Dungarvan beers are unfiltered and bottle conditioned, as God intended, and that was readily apparent in the bottle. There was a copious yeast remnant both at the bottom and around the rim of the bottle. I poured the beer into a couple of St. Patrick's Day glasses from the previous day's Blue & Gray Brewery festivities. The beer pours with a thin head over a cloudy, dark copper base. A moderately strong aroma of yeasty malt was quick to arise. The flavors of caramel and biscuit, and lightly toasted malts make up the taste. A bit of bitter hops comes in the finish. This is a very well-balanced Red Ale, and I lamented my supply was limited to the one bottle.

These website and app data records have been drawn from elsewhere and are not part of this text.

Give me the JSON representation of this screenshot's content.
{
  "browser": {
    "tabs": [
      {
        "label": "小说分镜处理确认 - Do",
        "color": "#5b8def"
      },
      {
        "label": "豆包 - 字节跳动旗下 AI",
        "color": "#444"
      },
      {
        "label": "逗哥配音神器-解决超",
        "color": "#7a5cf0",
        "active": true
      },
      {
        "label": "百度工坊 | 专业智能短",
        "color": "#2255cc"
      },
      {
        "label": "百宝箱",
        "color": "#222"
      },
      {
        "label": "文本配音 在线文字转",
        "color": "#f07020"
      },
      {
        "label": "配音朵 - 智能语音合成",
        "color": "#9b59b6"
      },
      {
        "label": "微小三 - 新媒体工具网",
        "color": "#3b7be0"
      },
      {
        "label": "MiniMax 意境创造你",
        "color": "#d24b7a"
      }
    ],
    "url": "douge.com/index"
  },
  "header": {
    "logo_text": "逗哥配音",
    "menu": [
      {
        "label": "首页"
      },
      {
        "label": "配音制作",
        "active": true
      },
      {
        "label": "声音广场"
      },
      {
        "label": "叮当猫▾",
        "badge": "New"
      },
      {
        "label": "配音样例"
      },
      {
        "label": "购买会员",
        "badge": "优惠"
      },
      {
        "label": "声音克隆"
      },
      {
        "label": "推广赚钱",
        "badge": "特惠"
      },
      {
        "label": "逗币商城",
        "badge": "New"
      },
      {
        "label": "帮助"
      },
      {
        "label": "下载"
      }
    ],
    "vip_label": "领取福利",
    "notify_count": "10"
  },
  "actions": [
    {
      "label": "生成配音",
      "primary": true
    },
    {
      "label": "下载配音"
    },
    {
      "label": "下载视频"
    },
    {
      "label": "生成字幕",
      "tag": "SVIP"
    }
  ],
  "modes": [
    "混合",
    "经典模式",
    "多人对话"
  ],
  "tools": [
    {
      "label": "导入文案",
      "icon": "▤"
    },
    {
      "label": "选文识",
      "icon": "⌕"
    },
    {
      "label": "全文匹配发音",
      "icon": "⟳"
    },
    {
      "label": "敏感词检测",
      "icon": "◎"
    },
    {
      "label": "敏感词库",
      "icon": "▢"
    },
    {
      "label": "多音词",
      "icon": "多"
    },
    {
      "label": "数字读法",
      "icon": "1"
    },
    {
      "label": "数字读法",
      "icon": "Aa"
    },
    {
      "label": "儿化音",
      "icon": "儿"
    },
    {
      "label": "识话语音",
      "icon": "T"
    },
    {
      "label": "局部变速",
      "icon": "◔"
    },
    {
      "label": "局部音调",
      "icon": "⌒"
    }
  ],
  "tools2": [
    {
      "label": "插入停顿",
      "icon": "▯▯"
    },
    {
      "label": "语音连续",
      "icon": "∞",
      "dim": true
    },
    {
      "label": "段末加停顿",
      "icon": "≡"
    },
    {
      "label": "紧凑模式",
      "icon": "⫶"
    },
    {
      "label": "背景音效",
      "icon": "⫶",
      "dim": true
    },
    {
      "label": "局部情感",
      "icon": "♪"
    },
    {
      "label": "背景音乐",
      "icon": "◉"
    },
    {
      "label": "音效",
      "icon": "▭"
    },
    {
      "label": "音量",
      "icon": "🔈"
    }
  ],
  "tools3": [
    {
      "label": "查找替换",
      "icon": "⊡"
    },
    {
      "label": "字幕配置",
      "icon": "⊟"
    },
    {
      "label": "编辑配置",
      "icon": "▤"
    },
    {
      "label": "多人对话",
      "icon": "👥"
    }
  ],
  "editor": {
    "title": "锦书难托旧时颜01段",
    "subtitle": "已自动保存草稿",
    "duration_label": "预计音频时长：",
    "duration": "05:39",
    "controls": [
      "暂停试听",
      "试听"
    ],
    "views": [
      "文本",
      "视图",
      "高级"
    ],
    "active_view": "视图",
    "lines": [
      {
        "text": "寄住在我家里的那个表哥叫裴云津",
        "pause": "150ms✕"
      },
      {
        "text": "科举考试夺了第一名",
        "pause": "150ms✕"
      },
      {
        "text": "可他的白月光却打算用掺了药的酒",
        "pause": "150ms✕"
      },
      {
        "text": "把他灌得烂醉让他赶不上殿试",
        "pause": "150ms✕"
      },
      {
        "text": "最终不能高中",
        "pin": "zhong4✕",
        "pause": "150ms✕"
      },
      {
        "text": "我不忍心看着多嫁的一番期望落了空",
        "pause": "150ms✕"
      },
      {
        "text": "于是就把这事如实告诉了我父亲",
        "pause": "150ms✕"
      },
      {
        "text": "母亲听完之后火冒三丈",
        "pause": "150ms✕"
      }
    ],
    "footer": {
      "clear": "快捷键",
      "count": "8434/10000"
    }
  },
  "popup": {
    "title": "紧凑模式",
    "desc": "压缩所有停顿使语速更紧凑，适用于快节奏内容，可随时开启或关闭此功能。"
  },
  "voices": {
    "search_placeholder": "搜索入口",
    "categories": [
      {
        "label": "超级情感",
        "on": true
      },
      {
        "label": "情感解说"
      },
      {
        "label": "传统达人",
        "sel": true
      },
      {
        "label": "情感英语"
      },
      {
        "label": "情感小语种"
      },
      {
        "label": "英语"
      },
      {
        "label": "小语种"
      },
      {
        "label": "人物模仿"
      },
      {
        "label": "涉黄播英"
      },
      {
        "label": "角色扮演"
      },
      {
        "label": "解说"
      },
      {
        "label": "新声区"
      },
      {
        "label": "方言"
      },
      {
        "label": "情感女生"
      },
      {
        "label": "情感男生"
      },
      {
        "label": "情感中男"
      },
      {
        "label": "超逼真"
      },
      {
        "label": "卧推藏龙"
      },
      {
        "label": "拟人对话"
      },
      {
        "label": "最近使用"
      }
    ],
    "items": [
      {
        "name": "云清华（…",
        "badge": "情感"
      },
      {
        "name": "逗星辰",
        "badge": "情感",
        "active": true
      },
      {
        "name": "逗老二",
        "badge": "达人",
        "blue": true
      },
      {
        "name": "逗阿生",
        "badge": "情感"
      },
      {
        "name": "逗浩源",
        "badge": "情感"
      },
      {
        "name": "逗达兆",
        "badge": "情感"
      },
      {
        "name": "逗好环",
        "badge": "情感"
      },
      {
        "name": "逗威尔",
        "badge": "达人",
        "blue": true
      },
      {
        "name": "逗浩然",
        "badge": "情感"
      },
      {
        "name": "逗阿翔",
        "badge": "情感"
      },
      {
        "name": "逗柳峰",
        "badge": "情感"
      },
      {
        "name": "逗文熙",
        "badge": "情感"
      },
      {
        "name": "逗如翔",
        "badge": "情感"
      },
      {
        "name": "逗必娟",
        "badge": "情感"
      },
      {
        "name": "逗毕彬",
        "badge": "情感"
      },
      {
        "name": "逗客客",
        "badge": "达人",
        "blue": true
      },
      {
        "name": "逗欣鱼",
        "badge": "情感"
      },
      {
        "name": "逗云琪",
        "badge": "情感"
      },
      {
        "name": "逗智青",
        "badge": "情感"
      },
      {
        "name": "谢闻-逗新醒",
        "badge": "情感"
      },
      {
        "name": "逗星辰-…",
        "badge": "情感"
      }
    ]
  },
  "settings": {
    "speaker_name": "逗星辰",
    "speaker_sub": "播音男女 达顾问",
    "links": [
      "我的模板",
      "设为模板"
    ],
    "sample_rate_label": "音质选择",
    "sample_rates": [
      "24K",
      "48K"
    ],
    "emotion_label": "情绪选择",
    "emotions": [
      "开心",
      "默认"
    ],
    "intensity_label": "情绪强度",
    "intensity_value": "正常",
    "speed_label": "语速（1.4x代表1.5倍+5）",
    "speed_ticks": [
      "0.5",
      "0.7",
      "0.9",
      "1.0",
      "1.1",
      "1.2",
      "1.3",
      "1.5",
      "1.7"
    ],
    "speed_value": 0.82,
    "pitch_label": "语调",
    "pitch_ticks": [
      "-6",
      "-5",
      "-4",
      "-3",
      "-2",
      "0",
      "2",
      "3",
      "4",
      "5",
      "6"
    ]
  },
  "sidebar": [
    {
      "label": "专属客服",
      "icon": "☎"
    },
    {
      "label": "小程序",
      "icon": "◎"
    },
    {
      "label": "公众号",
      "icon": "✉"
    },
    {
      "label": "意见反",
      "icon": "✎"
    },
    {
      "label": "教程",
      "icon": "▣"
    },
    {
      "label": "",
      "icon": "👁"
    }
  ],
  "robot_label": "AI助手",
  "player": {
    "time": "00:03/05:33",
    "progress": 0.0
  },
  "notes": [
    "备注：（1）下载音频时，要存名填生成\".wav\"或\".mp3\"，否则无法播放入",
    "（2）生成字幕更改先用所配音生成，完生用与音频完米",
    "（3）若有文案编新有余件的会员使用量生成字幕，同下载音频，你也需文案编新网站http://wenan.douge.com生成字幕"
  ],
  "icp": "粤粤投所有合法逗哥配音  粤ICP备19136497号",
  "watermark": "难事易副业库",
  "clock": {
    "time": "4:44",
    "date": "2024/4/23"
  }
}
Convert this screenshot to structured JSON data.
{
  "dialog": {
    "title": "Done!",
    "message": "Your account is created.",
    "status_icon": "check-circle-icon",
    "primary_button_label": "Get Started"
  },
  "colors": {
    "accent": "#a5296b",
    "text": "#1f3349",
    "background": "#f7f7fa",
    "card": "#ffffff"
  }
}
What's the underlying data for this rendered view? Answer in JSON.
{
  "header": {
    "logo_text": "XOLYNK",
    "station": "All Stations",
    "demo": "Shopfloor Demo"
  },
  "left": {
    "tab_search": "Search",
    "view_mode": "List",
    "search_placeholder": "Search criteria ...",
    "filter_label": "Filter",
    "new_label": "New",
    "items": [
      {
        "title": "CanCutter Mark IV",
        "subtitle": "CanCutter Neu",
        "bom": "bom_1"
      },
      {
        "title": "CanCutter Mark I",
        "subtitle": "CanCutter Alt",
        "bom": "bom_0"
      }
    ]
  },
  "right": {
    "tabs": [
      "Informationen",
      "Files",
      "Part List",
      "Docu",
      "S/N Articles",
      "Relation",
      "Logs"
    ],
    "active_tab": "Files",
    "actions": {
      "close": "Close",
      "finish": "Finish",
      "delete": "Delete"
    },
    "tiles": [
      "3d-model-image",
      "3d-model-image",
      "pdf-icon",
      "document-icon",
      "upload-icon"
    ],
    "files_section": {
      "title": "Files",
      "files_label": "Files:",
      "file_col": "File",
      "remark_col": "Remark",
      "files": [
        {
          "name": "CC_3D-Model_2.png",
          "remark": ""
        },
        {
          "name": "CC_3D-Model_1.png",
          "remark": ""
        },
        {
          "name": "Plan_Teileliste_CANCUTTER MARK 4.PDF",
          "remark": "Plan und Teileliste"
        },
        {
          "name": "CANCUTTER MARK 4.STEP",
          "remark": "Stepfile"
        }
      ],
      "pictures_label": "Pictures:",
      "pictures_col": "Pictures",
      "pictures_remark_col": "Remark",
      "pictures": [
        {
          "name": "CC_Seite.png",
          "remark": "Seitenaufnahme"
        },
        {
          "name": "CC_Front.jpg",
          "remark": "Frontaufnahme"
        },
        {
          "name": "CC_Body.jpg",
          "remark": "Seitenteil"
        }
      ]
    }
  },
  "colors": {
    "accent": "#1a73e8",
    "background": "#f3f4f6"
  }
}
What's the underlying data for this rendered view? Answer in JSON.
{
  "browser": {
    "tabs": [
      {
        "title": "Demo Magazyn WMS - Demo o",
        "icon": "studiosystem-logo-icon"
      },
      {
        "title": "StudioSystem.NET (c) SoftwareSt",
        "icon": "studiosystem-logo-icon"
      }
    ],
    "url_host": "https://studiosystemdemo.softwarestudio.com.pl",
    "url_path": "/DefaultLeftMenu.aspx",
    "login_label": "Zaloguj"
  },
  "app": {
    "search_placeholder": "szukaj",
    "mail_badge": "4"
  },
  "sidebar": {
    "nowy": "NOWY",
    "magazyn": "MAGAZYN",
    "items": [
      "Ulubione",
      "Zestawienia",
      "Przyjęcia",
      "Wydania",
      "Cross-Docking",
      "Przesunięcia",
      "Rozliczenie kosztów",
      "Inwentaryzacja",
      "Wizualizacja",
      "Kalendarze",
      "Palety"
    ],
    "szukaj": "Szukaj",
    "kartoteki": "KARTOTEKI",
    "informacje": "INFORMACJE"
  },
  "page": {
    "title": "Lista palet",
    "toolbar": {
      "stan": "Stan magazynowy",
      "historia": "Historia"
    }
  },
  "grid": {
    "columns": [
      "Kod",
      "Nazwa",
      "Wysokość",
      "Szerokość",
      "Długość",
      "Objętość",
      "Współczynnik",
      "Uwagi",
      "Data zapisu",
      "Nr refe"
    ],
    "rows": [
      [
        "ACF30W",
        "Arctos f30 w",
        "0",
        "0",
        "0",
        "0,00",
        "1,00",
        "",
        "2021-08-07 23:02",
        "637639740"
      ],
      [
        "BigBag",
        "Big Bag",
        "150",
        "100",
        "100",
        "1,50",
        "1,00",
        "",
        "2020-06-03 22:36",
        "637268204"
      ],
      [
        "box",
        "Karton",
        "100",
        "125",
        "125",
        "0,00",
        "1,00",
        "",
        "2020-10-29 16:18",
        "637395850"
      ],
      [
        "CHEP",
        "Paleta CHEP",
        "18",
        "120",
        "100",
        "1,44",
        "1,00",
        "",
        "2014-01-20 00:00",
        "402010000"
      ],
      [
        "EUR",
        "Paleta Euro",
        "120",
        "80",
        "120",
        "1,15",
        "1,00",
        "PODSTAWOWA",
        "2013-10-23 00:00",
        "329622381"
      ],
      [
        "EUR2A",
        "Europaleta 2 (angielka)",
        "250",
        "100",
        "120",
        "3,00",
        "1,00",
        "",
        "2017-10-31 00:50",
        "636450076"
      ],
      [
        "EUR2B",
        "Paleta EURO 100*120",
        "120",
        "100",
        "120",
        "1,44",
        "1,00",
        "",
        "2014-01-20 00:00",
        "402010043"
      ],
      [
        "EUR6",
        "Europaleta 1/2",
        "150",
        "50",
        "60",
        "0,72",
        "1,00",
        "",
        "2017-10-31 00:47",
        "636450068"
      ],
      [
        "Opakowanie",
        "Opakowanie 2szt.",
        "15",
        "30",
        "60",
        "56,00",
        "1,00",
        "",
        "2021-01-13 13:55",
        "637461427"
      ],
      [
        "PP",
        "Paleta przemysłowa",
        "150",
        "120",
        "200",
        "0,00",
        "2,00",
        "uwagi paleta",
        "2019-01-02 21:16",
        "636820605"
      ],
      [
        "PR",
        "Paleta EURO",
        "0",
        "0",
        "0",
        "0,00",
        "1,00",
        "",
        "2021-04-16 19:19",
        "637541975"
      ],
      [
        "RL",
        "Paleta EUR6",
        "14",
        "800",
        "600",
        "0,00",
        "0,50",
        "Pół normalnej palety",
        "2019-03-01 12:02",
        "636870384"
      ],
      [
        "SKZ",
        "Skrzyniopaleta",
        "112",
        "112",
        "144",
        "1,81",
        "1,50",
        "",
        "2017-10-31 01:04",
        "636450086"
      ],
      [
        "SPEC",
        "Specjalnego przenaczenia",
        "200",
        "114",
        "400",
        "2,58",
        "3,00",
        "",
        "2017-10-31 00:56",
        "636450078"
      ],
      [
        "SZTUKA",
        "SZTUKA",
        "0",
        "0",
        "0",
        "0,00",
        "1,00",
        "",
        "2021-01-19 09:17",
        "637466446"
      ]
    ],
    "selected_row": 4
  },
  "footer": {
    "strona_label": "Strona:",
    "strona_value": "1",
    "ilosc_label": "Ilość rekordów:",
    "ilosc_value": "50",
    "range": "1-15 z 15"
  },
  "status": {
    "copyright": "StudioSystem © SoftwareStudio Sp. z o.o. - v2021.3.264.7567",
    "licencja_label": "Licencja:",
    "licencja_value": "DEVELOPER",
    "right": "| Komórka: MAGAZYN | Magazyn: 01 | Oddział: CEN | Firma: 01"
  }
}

We broke out a chunk of Kerrygold Aged Cheddar to enjoy with the beer. The sharpness of the cheese paired very well with the toasted and bitter flavors of the beer. Alas, my glass was emptied much to soon. Even though I was watching the snow fall outside, I was transported back to that warm afternoon in Ireland when I was first introduced to Dungarvan Irish Red Ale.